      How much power do you really think Silk Road servers used? A cheap VPS solution (Digital Ocean, $5/month) gives half a gig of RAM, one CPU core, and 20GB space. My laptop has 12GB of RAM, 4 CPU cores, and 1.25TB of space. My laptop uses under 100W. The increased draw from running Silk Road 2.0 would probably be about equal to the increased draw from leaving a single lightbulb running. There are infinitely many things that could cause that kind of increase. New laptop, new TV, a guest staying over, replacing a lightbulb that burnt out months ago, cooking a few extra meals at home (electric stove or oven.) Hell, try that this month where I live (Rhode Island) and you'd probably bust a few dozen people who have started pulling space heaters out of the closet for the winter. Those things can draw a couple kilowatts each.

  • (Score: 4, Interesting) by Hairyfeet on Monday November 10 2014, @11:30PM

    by Hairyfeet (75) <reversethis-{moc ... {8691tsaebssab}> on Monday November 10 2014, @11:30PM (#114673) Journal

    From what I read (sorry don't have time to Bing it, but it shouldn't be hard to find) the guy that ran the Doxxing onion site said he had gotten several DDoS in a short period of time which was followed by it disappearing completely and what he figured is that they DDoSed the network so that the only nodes not getting pounded were ones in their control so they could then trace the location. Considering we are talking about members of five eyes [wikipedia.org] this is probably pretty easy for them to pull off, which means if true Tor is worth exactly jack and squat when it comse to protecting you from western crackdowns as only the smaller nation states without the number of allies required to pull this off would be unable to trace. Considering what snowden showed us and the "Do as we say, not as we do" attitude of the US? Sadly it really doesn't surprise me that those at the forefront of attacking free speech networks would be the USA.

    Oh and before somebody says "But but but criminals!" I'd remind you that criminal is whatever the government wants it to be and that it wasn't so long ago that being labeled communist or fighting for civil rights was treated as worthy of investigation, hell we even have evidence that the occupy movement had double agents. remember that they ALWAYS use the scumbags as an excuse to curtial freedoms, they then simply add to the definition of what equals a scumbag.

    --
    ACs are never seen so don't bother. Always ready to show SJWs for the racists they are.
    • (Score: 0) by Anonymous Coward on Tuesday November 11 2014, @01:42PM

      by Anonymous Coward on Tuesday November 11 2014, @01:42PM (#114821)

      can this country be over now

      we had a great run but it's way too big and things are starting to stink hardcore

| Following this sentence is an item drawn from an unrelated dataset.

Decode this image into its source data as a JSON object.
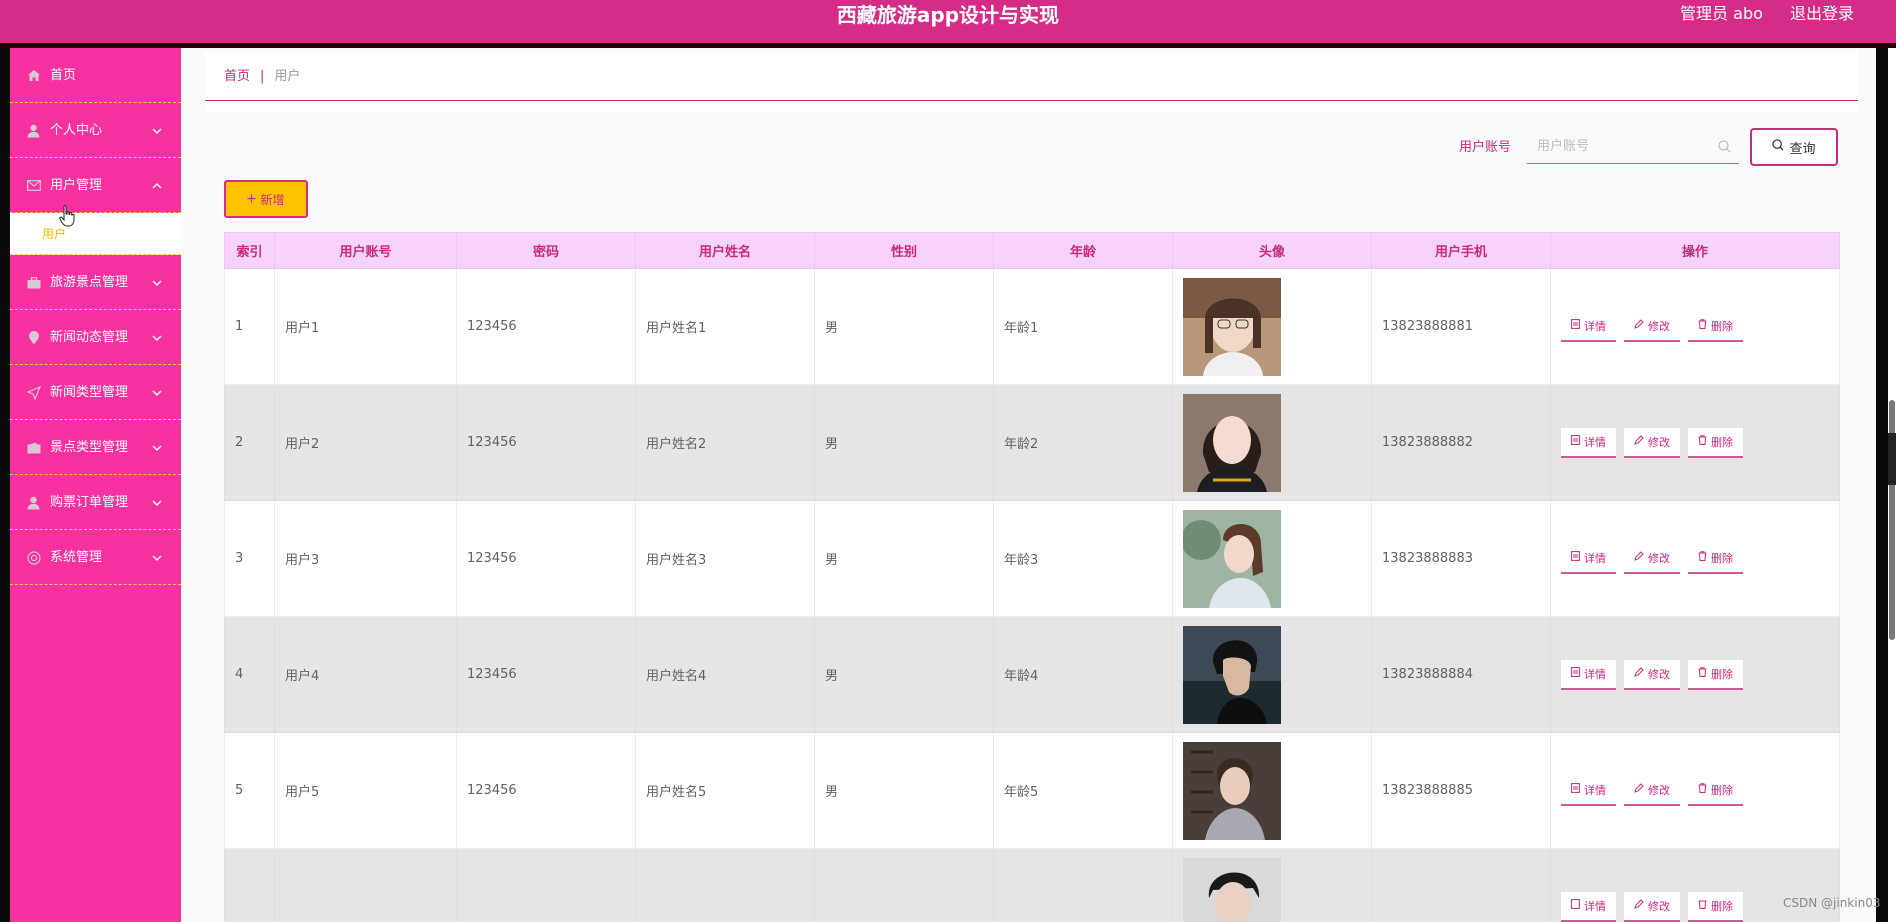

      • (Score: 0) by Anonymous Coward on Tuesday November 11 2014, @02:35PM

        by Anonymous Coward on Tuesday November 11 2014, @02:35PM (#114836)
        Speaking on behalf of the rest of the world. No. Too dangerous. The USA still has a lot of nukes.